Search the material for the word "있습니다" and copy every line in which it occurs.

■ MATERIAL FOR THE TASK:
***

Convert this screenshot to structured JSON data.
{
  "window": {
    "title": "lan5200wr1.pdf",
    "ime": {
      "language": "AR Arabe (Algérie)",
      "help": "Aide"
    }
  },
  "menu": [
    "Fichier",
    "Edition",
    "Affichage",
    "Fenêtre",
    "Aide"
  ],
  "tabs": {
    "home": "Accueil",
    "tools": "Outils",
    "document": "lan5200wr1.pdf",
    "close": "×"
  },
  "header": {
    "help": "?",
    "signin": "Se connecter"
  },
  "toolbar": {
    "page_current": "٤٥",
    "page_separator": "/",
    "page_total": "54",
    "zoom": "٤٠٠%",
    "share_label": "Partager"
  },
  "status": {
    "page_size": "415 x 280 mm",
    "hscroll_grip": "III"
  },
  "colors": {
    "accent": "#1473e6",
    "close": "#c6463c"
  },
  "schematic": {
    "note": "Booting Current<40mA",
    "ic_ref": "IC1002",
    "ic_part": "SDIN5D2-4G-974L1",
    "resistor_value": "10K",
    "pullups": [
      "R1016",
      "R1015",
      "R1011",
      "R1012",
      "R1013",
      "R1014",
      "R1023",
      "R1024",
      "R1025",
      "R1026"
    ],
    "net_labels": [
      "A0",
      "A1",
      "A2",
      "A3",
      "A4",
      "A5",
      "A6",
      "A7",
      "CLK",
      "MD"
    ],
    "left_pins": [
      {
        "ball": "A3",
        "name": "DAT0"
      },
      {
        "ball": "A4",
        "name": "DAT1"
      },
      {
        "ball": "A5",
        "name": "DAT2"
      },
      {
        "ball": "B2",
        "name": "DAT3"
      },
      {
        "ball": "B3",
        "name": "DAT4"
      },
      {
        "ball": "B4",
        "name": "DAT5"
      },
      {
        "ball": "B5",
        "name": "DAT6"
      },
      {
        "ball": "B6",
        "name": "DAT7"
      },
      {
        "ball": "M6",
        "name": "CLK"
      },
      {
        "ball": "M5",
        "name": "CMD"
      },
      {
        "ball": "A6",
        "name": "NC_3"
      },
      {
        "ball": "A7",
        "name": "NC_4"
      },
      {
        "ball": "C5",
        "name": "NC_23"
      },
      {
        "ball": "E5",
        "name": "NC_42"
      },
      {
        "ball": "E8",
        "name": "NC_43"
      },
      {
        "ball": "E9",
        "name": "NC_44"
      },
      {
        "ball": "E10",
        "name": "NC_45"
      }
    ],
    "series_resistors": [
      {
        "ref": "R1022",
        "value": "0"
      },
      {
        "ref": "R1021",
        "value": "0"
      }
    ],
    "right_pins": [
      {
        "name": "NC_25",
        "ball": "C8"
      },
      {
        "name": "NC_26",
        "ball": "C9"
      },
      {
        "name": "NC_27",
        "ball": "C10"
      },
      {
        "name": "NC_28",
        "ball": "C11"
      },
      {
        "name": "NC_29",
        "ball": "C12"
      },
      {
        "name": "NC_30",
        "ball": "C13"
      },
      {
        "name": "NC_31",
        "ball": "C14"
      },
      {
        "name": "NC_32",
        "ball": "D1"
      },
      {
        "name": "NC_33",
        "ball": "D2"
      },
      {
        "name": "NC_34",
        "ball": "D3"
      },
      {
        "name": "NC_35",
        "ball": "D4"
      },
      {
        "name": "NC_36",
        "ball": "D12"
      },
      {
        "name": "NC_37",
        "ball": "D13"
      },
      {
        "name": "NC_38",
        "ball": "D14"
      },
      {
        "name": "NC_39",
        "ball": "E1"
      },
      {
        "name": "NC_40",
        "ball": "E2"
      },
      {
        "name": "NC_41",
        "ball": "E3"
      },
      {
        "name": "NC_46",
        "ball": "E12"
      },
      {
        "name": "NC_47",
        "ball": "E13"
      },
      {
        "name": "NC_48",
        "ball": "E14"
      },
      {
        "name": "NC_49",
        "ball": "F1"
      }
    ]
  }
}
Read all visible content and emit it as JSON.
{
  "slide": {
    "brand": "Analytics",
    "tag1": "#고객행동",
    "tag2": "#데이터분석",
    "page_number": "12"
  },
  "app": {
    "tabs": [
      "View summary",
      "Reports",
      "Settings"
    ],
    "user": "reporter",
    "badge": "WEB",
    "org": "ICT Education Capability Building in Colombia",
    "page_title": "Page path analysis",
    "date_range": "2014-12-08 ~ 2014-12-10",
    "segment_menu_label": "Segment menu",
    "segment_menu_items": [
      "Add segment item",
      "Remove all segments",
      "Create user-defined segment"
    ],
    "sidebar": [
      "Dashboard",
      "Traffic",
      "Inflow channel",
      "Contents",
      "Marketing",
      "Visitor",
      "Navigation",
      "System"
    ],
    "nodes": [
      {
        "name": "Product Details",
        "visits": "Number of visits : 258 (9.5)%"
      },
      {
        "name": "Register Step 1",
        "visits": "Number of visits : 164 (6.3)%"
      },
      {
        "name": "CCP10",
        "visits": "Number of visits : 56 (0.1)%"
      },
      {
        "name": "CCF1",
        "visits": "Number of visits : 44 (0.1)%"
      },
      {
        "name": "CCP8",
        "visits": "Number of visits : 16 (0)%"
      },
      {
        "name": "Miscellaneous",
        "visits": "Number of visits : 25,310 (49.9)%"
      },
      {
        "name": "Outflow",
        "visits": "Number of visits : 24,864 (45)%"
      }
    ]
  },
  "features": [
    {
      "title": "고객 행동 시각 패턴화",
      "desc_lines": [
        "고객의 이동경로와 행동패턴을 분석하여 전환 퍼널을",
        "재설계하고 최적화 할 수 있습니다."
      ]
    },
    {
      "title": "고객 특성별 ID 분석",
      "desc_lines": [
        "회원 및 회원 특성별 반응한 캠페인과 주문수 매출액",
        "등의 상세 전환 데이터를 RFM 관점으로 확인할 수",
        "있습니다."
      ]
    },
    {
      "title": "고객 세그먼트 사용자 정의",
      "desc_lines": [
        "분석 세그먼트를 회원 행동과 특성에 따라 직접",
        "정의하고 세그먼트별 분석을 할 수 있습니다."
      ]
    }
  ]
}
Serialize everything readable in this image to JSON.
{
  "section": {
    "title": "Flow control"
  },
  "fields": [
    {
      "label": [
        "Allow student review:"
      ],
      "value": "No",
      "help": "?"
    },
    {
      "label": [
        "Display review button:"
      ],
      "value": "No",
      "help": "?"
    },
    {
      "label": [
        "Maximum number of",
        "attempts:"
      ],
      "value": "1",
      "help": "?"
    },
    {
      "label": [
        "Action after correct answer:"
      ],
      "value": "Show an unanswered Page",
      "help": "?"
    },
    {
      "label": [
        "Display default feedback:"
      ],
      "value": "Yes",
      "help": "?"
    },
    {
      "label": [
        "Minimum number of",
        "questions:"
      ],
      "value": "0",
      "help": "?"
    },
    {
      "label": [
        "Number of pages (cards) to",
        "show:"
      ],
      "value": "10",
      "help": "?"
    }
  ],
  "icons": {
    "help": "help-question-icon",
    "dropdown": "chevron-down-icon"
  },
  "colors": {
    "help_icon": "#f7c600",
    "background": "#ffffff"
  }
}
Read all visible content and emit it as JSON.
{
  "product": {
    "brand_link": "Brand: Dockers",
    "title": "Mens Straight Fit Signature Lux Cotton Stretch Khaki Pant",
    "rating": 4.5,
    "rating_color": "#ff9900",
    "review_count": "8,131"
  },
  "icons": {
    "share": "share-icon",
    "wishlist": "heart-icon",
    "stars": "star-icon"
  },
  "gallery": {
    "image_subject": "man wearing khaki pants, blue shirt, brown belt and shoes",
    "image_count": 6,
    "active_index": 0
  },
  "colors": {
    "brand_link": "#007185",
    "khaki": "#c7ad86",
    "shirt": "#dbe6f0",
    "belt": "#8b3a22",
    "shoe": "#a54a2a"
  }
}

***

■ WRITTEN SOLUTION:
        "재설계하고 최적화 할 수 있습니다."
        "있습니다."
        "정의하고 세그먼트별 분석을 할 수 있습니다."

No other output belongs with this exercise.